apply only to dietary supplements and dietary ingredients of dietary
As a result, dietary ingredients used in dietary supplements
are no longer subject to the pre-market safety evaluations. They must,
however, meet requirements of broad band safety provisions.
Through the DSHEA, the meaning of the term "dietary
supplements" was expanded to include such substances as ginseng,
garlic, fish oils, psyllium, enzymes, glandulars and mixtures of these.
Though the DSHEA guidelines for safety of the products
are limited, a nutraceuticals company has to ensure highest standards
as its name and brand equity are at stake. However, maintaining high
safety standards and ensuring efficacy has become voluntary practice
and inevitable, as companies cannot afford to take any risk by offering
sub-standard products. In India, there is no official regulatory body

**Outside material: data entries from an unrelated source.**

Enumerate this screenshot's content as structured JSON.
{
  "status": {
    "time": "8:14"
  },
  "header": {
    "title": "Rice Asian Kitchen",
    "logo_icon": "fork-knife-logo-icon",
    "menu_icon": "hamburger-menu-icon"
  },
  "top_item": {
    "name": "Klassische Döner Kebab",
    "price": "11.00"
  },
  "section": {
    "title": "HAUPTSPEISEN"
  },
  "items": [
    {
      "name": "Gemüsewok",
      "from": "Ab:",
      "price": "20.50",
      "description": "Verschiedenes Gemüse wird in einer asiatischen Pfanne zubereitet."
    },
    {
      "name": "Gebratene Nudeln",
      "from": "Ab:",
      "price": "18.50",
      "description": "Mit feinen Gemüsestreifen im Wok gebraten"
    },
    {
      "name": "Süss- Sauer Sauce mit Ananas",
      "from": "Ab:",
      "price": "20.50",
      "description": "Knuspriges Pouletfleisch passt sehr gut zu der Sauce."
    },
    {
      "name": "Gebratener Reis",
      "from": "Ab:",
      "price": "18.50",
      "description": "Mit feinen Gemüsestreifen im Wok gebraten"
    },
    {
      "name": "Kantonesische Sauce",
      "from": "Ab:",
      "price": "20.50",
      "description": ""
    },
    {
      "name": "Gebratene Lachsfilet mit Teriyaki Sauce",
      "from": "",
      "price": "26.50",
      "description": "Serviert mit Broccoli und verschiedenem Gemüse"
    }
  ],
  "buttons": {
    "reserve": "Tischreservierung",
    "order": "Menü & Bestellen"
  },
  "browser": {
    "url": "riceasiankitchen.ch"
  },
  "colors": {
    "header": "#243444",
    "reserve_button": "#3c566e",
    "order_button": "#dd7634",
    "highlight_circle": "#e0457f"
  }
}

for monitoring nutraceuticals.
Thus, emphasis is laid on R&D where the products
are put through rigorous clinical tests and scientific documentation.
Multi-phase and multi-location clinical trials for efficacy, and safety
give a company a distinct marketing edge over the others.
However, the nutraceuticals industry is not without
its share of concerns. Tall health claims by some companies, lack of
stringent tests for side-effects and toxicity, inaccurate efficacy claims
make it necessary for nutraceuticals consumption be approved by doctors
keeping in mind the health concern of the public.
It is also important that this emerging area be monitored
by the drugs control department and not placed under Indian Standard
of Medicine category. Nutraceuticals are marketed through three channels:
as over-the-counter product, through multi-level marketing and the ethical
route where doctors’ approval is the key.
India can emerge as a leader in nutraceuticals as it
is a herbal goldmine – a home to almost all kinds of tropical,
sub-tropical and temperate zone plants.
The advantage of knowledge based remedies (Ayurveda)
gives the country a tremendous lead over others. India can emerge a
major player globally in nutraceuticals industry if it develops clinical
documentation and scientific basis to support claims of safety and efficacy.
The nutraceuticals industry is a complex and evolving
industry and is developing its own set of rules for success. Market
analysts and researchers are up beat about the potential.
The sun will shine on those companies who have the
vision to establish new industry standards backed with strong research
(The author is Chairman and Managing Director, Sami